If you want people to ask for information about Rotary, tell them that’s what they’re supposed to do. They won’t mind! Recognizing that people learning about Rotary for the first time might need some hand-holding, we wanted them to reach out to our Facebook team so that we could learn about them, provide engaging Rotary content, and match them with clubs where they would have the greatest likelihood of success. Here are some of the calls to action that we found effective:
- To learn more, leave a comment or send us a message!
- If you would like to learn more about supporting projects like these, leave a comment or send us a message!
- To find out what your local Rotary Club is doing, leave a comment or send us a message!
Lesson #7: Assign multiple administrators.
A Facebook page “administrator” is someone who can post and respond to comments and messages as the Facebook page. Administrators can adjust their settings so that they are notified via email any time a comment or message is received. We found that even our most innocent posts managed to disgruntle someone, so it was important that an administrator be available most of the time to delete hostile comments as quickly as possible. Fortunately, with email notifications, it’s an easy thing to do.
Lesson #8: Have Rotary information prepared and on hand.
Once we started using the above principles on all our posts, we consistently received 3-5 requests for information on each post. To streamline the response process, we wrote two messages to copy and paste—one focusing on the mission and breadth of Rotary, the other focusing on the commitments and opportunities. Click here to read the messages in full.
To help connect inquirers to clubs where they would have the greatest chance of success, we created a Google Doc with every club’s meeting information, contact information, and a list of past and current projects. We also extended a personal invitation to host the inquirer at a Rotary meeting as our guest.

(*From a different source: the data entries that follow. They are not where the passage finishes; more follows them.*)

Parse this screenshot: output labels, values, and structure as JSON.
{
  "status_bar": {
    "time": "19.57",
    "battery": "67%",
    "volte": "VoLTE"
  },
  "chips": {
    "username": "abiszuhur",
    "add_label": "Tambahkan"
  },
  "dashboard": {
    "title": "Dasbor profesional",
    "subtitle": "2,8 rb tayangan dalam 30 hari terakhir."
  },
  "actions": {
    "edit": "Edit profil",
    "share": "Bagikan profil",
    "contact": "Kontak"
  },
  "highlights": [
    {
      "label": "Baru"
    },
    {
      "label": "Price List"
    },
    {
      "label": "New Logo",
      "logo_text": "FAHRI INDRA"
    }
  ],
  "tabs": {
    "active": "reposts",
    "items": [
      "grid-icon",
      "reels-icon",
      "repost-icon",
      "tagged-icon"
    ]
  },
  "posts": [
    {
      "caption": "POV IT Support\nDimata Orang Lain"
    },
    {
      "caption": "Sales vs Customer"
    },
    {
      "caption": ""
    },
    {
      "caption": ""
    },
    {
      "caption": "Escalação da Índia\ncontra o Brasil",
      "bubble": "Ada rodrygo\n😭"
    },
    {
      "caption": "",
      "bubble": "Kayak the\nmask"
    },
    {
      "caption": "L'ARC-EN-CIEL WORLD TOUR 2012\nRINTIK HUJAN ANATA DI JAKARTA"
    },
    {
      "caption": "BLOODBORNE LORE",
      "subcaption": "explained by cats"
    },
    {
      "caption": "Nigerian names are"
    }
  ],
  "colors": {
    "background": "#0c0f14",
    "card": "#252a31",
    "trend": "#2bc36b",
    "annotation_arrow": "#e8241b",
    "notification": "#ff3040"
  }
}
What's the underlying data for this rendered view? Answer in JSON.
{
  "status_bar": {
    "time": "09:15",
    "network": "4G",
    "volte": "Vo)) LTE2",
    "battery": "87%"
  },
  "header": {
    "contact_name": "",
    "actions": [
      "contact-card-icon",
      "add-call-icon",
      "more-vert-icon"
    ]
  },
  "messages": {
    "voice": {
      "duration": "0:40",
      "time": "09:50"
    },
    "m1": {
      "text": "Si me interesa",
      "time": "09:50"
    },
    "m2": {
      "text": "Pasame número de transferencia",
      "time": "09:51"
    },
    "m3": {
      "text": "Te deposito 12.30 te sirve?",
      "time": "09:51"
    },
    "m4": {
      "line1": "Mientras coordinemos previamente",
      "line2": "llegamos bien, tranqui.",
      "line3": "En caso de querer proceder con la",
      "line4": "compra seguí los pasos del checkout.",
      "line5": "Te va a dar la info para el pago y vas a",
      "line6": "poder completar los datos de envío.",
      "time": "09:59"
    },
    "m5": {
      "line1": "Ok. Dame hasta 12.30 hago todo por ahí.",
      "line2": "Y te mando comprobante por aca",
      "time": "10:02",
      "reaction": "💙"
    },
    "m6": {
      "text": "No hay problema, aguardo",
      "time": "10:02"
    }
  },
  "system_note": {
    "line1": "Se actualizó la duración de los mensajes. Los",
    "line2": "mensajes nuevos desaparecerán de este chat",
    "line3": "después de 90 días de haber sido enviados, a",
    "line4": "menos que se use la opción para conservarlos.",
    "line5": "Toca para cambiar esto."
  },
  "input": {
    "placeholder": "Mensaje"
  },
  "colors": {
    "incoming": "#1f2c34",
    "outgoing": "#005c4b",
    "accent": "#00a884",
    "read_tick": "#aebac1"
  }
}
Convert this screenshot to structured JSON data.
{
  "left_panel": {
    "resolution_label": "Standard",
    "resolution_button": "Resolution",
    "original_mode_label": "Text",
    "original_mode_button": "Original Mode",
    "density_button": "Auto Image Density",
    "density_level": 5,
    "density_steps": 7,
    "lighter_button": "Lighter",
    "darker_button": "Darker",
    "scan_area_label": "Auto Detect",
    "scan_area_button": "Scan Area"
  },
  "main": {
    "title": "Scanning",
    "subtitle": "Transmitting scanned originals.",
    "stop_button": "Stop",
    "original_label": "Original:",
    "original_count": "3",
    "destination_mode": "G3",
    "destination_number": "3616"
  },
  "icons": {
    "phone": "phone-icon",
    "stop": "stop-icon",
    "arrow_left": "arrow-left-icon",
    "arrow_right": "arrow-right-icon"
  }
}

We chose to use a Google Doc because it allowed all of the Facebook page administrators to add information, and to access the same, updated messages and club descriptions. Click on the image below to see a brief introduction to how we organized this information for easiest access.
Lesson #9: Advertising settings matter.
Throughout the campaign, we tested and compared different advertising settings to determine which would bring the best return on investment while requiring the least maintenance. Click on the image below for a quick video about how to set your advertising for optimal results.
Hopefully, this information will help your club or district use Facebook to attract members who would happily join Rotary, if only they knew it existed and the marvelous work that it does. We’re happy to answer questions and share ideas. Just send an email to email@example.com!
Yours in Service,
Erin Hoffman Wagner